SUPPLIED DATA:
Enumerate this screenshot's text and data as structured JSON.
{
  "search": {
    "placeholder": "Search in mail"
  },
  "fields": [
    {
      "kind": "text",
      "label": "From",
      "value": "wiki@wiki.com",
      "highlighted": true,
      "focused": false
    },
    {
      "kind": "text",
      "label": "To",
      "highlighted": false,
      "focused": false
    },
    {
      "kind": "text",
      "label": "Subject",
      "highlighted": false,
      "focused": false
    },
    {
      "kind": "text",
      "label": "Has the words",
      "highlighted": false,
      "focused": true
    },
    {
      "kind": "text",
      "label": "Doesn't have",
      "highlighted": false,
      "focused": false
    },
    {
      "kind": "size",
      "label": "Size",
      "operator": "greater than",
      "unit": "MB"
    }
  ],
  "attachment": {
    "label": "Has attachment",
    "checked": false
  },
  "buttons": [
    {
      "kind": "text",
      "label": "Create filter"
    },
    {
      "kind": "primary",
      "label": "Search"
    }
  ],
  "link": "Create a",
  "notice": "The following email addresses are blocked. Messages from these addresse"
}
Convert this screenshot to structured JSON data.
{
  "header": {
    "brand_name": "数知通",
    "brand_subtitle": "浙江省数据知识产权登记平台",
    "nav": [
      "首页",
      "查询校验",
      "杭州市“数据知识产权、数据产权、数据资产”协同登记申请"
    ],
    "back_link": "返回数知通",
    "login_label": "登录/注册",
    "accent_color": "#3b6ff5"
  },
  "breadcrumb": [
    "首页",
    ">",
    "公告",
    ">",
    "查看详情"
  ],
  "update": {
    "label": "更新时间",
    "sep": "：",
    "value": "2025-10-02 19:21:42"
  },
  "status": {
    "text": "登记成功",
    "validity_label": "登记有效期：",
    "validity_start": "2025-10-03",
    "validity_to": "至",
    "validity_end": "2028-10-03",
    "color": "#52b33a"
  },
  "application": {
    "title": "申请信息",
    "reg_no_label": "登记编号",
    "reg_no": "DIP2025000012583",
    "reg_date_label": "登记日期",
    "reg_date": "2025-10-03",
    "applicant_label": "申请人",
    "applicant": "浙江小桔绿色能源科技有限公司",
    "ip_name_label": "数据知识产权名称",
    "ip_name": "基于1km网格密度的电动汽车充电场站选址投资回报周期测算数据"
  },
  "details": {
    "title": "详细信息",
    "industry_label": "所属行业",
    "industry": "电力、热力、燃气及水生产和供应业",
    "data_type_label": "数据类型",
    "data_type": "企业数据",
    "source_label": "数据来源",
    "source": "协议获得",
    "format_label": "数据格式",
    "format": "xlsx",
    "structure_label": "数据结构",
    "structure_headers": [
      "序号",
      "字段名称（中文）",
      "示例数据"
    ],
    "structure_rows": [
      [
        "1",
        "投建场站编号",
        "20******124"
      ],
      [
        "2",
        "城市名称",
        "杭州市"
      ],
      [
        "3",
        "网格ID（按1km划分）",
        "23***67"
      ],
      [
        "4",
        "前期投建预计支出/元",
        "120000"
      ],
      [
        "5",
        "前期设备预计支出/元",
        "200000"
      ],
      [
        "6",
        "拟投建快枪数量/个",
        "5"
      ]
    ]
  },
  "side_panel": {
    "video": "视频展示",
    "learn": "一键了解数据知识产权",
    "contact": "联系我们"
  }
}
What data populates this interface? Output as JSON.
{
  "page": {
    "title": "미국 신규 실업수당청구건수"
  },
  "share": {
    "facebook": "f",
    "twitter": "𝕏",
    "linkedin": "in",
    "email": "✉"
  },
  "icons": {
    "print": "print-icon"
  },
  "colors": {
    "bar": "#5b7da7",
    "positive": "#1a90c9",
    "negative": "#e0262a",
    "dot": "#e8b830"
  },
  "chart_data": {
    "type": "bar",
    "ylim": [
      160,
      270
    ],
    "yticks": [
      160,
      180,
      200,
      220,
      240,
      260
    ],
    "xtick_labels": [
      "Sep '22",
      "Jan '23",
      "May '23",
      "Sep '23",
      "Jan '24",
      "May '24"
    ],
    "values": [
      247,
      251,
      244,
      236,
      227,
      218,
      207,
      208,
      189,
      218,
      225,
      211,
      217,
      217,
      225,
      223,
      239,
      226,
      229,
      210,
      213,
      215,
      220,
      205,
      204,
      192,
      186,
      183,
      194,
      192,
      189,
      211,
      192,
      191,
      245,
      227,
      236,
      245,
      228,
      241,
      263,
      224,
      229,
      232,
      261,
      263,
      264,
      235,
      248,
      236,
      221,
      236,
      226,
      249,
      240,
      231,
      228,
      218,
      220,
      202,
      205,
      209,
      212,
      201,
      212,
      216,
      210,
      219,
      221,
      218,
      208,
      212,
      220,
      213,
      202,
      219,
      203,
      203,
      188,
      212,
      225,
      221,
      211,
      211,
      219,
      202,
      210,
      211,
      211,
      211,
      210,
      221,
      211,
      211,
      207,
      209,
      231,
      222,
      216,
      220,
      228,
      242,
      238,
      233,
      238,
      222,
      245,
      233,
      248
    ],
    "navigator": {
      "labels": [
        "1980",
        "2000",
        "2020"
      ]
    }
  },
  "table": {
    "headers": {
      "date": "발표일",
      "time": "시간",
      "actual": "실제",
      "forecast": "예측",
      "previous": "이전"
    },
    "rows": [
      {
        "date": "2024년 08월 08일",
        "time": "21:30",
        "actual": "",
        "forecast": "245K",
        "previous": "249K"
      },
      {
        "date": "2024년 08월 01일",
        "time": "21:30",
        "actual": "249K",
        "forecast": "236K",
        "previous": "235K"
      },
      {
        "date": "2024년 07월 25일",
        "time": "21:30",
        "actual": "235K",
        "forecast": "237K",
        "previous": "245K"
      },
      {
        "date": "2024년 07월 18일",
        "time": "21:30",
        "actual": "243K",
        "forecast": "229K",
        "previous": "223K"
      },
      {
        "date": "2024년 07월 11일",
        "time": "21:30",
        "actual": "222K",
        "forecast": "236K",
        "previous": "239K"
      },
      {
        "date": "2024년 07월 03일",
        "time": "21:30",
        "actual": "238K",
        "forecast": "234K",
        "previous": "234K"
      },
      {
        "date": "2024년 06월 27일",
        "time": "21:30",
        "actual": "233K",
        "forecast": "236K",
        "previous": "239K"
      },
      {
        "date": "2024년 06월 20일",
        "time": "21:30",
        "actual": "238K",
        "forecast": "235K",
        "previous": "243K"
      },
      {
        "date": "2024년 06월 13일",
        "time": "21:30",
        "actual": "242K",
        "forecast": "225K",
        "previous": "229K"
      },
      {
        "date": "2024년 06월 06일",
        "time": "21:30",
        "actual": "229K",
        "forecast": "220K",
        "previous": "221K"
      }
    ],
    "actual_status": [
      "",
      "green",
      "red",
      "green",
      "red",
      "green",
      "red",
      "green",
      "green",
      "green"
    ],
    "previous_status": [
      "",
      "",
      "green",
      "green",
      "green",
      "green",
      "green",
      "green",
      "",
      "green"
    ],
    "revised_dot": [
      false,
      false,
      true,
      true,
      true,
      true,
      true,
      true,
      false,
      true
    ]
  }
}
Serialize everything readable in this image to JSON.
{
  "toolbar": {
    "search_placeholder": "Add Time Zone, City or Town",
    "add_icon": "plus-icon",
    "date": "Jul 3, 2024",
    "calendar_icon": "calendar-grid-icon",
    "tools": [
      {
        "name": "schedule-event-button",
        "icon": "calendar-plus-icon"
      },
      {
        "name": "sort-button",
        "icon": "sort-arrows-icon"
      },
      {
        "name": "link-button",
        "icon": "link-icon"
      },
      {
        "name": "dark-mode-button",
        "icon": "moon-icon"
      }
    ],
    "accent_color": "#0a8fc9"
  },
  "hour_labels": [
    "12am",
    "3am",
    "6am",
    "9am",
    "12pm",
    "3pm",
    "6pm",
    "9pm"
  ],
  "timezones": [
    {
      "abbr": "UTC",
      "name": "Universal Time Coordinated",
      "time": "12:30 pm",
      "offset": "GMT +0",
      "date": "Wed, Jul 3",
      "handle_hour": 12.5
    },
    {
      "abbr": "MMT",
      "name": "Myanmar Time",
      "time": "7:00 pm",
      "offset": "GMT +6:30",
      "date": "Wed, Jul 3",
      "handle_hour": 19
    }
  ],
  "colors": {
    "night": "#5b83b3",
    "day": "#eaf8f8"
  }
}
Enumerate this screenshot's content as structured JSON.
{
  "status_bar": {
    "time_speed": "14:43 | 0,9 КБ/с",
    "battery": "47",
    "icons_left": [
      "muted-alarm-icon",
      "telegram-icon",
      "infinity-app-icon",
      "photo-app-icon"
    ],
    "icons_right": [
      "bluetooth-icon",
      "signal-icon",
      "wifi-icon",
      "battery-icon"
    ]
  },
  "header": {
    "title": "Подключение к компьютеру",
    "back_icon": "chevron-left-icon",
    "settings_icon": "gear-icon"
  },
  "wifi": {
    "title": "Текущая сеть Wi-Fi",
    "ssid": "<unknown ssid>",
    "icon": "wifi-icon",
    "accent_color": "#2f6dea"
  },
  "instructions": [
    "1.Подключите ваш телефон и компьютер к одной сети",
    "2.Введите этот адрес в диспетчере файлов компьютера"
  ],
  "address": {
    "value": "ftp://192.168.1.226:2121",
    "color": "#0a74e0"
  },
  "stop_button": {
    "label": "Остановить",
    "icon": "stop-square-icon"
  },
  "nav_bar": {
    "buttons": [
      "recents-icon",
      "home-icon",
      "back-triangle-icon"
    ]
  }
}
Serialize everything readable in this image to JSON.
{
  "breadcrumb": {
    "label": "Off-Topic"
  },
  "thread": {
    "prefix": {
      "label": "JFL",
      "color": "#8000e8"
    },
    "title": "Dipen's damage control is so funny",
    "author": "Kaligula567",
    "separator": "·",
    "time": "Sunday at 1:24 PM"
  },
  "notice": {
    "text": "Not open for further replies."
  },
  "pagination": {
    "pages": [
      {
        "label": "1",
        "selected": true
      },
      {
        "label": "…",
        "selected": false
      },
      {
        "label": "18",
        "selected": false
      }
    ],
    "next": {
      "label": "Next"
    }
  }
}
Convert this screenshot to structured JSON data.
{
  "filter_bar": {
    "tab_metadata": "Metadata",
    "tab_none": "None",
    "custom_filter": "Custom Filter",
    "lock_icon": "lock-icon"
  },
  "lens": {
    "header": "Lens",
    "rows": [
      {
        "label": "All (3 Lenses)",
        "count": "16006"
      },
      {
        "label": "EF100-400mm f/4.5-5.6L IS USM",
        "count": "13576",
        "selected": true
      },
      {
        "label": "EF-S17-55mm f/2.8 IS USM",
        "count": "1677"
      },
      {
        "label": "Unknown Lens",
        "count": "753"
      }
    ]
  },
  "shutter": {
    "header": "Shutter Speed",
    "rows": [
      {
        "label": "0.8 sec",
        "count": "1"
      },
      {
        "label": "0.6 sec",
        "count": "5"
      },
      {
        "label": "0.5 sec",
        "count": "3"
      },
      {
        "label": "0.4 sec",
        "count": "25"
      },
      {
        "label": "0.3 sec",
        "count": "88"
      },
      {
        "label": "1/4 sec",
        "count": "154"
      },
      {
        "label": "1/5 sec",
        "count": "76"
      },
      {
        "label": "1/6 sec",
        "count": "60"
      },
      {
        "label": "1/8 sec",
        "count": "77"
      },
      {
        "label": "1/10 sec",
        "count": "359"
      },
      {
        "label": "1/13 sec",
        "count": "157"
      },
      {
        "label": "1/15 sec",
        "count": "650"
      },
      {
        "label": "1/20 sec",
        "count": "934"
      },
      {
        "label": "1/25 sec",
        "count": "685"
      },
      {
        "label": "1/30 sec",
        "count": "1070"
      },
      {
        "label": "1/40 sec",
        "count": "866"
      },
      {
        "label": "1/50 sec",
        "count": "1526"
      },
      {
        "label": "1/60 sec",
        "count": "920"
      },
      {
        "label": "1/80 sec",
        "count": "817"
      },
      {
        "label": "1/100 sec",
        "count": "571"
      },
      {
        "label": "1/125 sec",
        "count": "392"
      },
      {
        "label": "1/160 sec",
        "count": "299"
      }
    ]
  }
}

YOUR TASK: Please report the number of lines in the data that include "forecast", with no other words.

RESPONSE FOR THIS EXERCISE: 11